*** SOURCE DATA

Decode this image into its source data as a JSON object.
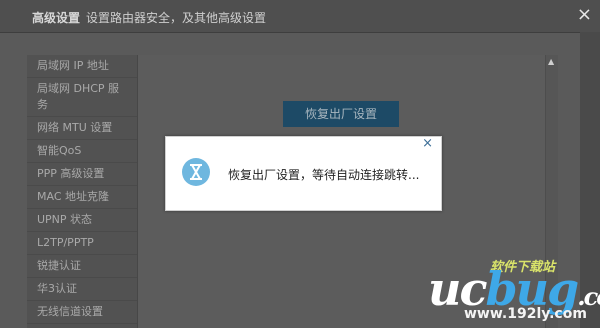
{
  "title": {
    "main": "高级设置",
    "subtitle": "设置路由器安全，及其他高级设置"
  },
  "sidebar": {
    "items": [
      {
        "label": "局域网 IP 地址"
      },
      {
        "label": "局域网 DHCP 服务"
      },
      {
        "label": "网络 MTU 设置"
      },
      {
        "label": "智能QoS"
      },
      {
        "label": "PPP 高级设置"
      },
      {
        "label": "MAC 地址克隆"
      },
      {
        "label": "UPNP 状态"
      },
      {
        "label": "L2TP/PPTP"
      },
      {
        "label": "锐捷认证"
      },
      {
        "label": "华3认证"
      },
      {
        "label": "无线信道设置"
      }
    ]
  },
  "content": {
    "restore_button": "恢复出厂设置"
  },
  "dialog": {
    "message": "恢复出厂设置，等待自动连接跳转...",
    "close": "×"
  },
  "watermark": {
    "top_text": "软件下载站",
    "logo_a": "uc",
    "logo_b": "bug",
    "logo_c": ".cc",
    "url": "www.192ly.com"
  },
  "icons": {
    "close": "close-icon",
    "dialog_icon": "hourglass-icon"
  }
}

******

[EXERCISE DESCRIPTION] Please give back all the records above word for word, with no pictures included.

[TASK RESPONSE]
Decode this image into its source data as a JSON object.
{
  "title": {
    "main": "高级设置",
    "subtitle": "设置路由器安全，及其他高级设置"
  },
  "sidebar": {
    "items": [
      {
        "label": "局域网 IP 地址"
      },
      {
        "label": "局域网 DHCP 服务"
      },
      {
        "label": "网络 MTU 设置"
      },
      {
        "label": "智能QoS"
      },
      {
        "label": "PPP 高级设置"
      },
      {
        "label": "MAC 地址克隆"
      },
      {
        "label": "UPNP 状态"
      },
      {
        "label": "L2TP/PPTP"
      },
      {
        "label": "锐捷认证"
      },
      {
        "label": "华3认证"
      },
      {
        "label": "无线信道设置"
      }
    ]
  },
  "content": {
    "restore_button": "恢复出厂设置"
  },
  "dialog": {
    "message": "恢复出厂设置，等待自动连接跳转...",
    "close": "×"
  },
  "watermark": {
    "top_text": "软件下载站",
    "logo_a": "uc",
    "logo_b": "bug",
    "logo_c": ".cc",
    "url": "www.192ly.com"
  },
  "icons": {
    "close": "close-icon",
    "dialog_icon": "hourglass-icon"
  }
}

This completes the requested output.